Electronic Theses and Dissertations





Document Type


Degree Name

Doctor of Education


Leadership and Policy Studies


Educational Leadership

Committee Chair

Reginald Leon Green

Committee Member

Larry McNeal

Committee Member

Ronnie Priest

Committee Member

Sharen Cypress

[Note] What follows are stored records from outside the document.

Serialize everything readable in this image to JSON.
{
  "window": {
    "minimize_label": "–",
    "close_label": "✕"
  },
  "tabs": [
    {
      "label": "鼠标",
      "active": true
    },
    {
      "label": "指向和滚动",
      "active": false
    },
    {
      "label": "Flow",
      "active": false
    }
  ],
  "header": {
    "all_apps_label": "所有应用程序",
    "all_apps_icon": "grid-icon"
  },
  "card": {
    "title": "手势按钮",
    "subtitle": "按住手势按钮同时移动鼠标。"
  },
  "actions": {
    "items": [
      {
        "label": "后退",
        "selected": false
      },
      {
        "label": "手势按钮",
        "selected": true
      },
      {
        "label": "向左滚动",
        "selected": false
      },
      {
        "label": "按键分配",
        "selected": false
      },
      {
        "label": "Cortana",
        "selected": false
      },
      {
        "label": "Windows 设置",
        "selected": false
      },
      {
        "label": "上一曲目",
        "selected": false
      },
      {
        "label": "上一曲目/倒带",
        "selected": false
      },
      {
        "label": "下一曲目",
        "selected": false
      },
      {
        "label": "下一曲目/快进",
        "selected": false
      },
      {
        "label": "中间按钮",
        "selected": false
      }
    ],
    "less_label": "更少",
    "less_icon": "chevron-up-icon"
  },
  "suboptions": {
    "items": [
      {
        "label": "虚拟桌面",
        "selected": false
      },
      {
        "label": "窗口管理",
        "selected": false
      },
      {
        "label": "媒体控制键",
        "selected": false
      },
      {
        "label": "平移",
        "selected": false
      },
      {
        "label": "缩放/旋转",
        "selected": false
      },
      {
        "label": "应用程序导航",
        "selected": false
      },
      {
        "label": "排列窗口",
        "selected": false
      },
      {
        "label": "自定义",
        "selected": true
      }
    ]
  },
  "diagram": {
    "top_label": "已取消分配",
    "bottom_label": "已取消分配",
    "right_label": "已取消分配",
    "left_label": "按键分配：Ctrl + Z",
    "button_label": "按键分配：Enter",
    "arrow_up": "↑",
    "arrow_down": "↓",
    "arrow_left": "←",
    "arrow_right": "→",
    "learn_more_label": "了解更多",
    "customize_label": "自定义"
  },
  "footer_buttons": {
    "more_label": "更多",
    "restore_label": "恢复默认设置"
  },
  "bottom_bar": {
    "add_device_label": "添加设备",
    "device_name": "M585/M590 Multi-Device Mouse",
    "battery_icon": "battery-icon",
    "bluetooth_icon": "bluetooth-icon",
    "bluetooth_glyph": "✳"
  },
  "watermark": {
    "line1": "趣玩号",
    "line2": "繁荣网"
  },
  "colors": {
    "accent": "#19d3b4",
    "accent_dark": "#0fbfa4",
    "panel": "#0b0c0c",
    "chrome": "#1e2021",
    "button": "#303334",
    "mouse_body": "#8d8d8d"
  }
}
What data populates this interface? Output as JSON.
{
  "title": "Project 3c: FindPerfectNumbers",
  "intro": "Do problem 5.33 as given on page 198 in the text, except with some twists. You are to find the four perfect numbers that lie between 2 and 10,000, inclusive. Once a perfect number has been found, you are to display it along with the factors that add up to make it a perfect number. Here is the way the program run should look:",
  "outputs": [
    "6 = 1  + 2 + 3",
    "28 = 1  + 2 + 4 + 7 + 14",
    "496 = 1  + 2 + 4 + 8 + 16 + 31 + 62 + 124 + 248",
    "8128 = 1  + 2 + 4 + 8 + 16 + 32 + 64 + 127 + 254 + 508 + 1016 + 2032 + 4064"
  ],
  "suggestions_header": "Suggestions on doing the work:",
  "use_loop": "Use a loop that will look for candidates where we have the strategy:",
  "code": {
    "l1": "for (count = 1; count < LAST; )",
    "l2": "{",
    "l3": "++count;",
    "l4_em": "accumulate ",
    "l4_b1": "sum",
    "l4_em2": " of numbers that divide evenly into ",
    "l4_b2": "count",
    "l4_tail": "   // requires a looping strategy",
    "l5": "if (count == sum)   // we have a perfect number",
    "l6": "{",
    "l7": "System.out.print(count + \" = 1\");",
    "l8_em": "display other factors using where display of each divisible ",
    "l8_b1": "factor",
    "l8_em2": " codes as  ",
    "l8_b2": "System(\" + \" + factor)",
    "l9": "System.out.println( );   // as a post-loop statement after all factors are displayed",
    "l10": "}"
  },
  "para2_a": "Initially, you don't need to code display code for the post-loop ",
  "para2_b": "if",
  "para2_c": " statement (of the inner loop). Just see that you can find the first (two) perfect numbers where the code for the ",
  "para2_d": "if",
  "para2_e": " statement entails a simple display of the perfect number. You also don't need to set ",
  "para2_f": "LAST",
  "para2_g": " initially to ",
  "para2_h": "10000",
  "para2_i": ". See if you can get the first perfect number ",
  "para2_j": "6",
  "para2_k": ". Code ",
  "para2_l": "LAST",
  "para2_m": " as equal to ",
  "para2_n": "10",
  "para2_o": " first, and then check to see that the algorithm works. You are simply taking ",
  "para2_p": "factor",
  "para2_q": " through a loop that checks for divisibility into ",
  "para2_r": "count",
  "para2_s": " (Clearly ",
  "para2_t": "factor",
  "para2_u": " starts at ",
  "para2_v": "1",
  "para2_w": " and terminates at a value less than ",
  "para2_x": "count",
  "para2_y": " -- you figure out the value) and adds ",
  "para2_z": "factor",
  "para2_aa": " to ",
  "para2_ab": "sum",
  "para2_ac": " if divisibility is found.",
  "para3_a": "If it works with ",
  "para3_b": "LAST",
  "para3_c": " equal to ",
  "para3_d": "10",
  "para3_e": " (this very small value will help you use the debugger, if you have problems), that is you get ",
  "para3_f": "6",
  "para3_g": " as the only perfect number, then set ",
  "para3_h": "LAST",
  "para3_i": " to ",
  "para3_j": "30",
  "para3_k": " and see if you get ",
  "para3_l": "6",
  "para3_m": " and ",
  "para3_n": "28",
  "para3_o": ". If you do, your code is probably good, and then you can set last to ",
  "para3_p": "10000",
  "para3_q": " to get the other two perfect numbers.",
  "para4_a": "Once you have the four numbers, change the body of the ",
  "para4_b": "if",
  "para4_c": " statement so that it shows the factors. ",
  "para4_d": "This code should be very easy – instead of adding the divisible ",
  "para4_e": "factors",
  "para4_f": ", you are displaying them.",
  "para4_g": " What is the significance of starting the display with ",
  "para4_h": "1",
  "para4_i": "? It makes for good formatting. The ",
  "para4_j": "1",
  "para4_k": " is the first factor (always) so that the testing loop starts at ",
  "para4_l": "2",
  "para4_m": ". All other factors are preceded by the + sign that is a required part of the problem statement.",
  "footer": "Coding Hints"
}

The purpose of this quantitative correlational study was to determine if teacher job satisfaction is enhanced when principals value and exhibit behaviors informed by the 13 core competencies. Principals and teachers from 70 elementary, middle, and high schools in the southeast United States participated in the study. The Leadership Behavior Inventory was used to collect information regarding principal behavior, as perceived by principals and teachers. The Purdue Teacher Opinionaire was used to collect information from teachers regarding job satisfaction. Results indicated that principals valued the 13 core competencies and frequently used them in the administration of their schools, as perceived by teachers and principals. Leadership behavior, informed by the 13 core competencies, and teacher job satisfaction were significantly correlated. These findings support that leader behavior impacts teacher job satisfaction. Principals who perceive the 13 core competencies to be important and who exhibit behavior informed by the competencies, are likely to have teachers who experience greater satisfaction than teachers under the auspices of principals not subscribing to the core competencies.


Data is provided by the student.

Library Comment

Dissertation or thesis originally submitted to the local University of Memphis Electronic Theses & dissertation (ETD) Repository.